Gather each line of the records where "screenshot" appears.

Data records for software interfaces
————————

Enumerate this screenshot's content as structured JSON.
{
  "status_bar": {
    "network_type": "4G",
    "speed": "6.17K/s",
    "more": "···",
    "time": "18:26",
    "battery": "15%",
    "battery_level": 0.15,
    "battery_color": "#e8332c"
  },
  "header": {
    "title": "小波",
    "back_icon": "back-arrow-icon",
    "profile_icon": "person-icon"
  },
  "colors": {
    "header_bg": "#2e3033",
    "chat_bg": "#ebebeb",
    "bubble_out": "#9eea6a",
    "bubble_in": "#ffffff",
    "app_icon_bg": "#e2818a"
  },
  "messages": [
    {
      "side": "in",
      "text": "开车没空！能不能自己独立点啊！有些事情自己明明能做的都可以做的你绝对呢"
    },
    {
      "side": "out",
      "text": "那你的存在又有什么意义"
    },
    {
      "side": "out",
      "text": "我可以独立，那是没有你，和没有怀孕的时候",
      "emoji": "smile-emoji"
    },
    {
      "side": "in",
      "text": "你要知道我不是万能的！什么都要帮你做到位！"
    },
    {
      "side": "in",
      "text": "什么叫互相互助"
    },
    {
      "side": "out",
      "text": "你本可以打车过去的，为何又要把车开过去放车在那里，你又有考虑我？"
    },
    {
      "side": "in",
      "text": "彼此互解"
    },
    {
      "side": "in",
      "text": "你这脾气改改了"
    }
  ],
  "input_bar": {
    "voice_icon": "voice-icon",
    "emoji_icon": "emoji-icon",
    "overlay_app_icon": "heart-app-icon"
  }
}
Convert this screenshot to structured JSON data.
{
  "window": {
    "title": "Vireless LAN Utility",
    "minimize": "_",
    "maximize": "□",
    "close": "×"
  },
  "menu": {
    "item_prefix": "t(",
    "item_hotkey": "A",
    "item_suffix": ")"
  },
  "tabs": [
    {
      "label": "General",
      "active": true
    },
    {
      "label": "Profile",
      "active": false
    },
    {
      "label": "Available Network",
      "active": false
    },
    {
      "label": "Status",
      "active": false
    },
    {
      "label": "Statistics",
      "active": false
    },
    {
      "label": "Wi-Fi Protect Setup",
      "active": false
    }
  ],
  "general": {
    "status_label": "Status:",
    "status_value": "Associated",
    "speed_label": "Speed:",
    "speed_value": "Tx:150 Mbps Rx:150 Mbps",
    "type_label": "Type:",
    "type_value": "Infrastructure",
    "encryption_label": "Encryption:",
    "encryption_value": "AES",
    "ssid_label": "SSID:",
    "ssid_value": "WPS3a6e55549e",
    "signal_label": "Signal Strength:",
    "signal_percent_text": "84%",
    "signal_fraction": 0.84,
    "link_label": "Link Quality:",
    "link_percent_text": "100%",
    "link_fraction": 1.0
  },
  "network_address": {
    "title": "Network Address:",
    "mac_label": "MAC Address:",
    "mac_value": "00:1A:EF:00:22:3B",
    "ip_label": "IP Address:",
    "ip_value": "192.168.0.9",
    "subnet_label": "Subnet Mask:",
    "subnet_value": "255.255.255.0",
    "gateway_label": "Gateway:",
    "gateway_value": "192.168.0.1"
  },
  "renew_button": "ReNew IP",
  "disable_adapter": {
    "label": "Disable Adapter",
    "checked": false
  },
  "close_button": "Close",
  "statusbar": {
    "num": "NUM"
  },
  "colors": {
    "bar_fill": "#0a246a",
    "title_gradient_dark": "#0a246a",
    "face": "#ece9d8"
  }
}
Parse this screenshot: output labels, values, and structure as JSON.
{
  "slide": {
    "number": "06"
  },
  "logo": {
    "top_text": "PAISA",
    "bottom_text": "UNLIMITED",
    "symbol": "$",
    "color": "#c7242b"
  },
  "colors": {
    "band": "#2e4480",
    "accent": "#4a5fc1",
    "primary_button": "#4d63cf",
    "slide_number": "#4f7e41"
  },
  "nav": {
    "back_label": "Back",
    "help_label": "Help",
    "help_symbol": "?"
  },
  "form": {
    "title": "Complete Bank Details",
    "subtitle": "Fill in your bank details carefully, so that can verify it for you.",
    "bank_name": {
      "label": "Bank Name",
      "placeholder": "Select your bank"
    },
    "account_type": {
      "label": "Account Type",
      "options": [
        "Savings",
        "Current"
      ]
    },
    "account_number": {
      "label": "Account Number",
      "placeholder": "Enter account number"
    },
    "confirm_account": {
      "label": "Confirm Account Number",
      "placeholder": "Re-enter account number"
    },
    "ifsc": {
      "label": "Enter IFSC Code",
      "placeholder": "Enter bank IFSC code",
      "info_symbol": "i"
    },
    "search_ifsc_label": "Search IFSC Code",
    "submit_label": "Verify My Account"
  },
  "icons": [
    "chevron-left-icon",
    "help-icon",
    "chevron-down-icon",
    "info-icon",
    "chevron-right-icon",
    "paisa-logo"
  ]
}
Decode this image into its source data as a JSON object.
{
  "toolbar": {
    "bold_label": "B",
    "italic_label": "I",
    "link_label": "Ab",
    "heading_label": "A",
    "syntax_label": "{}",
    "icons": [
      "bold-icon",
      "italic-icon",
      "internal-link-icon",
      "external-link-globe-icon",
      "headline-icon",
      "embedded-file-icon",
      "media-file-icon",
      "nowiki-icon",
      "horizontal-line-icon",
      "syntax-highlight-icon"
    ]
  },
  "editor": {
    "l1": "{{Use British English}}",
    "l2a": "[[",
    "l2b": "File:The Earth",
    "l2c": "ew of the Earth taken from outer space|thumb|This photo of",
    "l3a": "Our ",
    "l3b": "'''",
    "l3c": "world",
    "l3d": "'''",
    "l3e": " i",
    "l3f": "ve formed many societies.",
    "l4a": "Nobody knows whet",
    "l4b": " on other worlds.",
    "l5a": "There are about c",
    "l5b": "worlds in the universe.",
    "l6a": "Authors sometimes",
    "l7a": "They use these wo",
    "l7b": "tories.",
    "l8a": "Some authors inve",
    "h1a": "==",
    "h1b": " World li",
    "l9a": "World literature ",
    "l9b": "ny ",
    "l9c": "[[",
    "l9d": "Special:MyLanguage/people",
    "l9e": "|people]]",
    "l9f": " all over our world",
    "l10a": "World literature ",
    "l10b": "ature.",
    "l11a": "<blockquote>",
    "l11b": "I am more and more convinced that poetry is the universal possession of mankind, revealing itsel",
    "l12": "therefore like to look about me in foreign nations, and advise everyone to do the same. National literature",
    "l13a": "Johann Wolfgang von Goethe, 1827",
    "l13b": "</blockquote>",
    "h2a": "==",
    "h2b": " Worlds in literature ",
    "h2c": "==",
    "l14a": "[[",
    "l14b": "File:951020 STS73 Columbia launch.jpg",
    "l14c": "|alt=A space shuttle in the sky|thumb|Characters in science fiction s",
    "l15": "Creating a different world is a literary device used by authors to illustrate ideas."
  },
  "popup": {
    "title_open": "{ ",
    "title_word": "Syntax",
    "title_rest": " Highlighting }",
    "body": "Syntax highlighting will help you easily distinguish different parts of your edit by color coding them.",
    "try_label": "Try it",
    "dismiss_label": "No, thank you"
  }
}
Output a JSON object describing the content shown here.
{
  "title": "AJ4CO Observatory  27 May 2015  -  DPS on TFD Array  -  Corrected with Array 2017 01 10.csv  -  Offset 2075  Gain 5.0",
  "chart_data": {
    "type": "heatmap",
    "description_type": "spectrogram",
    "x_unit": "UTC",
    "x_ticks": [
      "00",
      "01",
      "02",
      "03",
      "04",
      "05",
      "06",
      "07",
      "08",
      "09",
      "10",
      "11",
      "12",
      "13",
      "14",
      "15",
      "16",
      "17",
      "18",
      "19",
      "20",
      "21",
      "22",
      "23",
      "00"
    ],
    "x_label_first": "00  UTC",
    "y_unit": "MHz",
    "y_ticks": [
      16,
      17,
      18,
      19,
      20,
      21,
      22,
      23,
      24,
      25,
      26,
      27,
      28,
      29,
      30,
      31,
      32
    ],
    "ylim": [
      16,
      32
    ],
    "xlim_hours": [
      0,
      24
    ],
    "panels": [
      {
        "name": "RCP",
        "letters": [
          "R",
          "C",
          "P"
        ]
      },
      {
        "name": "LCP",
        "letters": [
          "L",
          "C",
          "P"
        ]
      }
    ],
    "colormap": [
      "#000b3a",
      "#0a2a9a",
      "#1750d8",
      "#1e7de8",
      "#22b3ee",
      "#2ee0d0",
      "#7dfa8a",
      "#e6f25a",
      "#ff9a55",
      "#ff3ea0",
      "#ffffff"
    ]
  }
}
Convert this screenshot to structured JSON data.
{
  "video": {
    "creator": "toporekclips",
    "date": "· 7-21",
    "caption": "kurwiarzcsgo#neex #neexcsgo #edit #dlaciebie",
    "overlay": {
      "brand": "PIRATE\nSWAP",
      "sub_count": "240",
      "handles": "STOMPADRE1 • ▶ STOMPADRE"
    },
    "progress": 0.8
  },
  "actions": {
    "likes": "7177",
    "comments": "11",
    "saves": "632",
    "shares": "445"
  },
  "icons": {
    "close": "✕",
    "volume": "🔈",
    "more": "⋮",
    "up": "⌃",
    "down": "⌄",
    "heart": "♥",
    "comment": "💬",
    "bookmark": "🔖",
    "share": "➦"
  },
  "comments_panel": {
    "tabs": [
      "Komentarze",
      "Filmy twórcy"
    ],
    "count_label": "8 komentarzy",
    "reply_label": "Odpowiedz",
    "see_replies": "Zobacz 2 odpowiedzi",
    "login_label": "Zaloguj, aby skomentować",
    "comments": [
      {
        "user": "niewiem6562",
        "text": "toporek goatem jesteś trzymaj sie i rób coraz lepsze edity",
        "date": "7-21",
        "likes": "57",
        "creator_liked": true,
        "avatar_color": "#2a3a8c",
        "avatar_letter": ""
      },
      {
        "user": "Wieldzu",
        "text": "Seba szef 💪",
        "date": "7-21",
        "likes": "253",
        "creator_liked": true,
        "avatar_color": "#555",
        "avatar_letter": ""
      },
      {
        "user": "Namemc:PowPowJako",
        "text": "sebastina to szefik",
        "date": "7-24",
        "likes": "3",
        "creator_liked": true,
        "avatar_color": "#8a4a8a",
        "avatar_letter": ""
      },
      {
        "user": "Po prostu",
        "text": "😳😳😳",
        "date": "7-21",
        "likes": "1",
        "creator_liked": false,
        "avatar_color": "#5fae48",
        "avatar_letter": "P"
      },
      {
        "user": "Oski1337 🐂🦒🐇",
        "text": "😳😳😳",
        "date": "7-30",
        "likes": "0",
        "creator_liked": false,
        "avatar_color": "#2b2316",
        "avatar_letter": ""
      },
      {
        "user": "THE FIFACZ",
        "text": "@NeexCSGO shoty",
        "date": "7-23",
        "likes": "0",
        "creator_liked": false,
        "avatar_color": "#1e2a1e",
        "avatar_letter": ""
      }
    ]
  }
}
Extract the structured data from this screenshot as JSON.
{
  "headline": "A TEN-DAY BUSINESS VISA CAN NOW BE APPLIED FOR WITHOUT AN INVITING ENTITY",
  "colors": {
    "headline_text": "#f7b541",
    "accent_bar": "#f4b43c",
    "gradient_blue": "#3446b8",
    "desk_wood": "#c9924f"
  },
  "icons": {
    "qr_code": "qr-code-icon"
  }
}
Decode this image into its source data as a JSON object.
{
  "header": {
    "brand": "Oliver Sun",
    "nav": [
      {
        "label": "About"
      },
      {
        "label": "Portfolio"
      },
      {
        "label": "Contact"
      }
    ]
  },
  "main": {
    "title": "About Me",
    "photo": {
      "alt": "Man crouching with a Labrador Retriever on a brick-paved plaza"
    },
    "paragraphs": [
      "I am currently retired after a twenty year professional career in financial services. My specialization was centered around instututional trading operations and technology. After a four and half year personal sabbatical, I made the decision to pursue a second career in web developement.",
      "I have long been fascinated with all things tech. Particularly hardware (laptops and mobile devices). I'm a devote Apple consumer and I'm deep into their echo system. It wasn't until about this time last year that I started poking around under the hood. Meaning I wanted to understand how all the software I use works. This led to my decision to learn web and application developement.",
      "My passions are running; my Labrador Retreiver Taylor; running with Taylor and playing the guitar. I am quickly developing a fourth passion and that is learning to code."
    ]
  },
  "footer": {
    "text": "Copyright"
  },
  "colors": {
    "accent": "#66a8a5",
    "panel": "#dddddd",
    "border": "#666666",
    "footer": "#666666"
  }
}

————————

**ANSWER TO THE PROBLEM:**
Enumerate this screenshot's content as structured JSON.
Convert this screenshot to structured JSON data.
Parse this screenshot: output labels, values, and structure as JSON.
Convert this screenshot to structured JSON data.
Extract the structured data from this screenshot as JSON.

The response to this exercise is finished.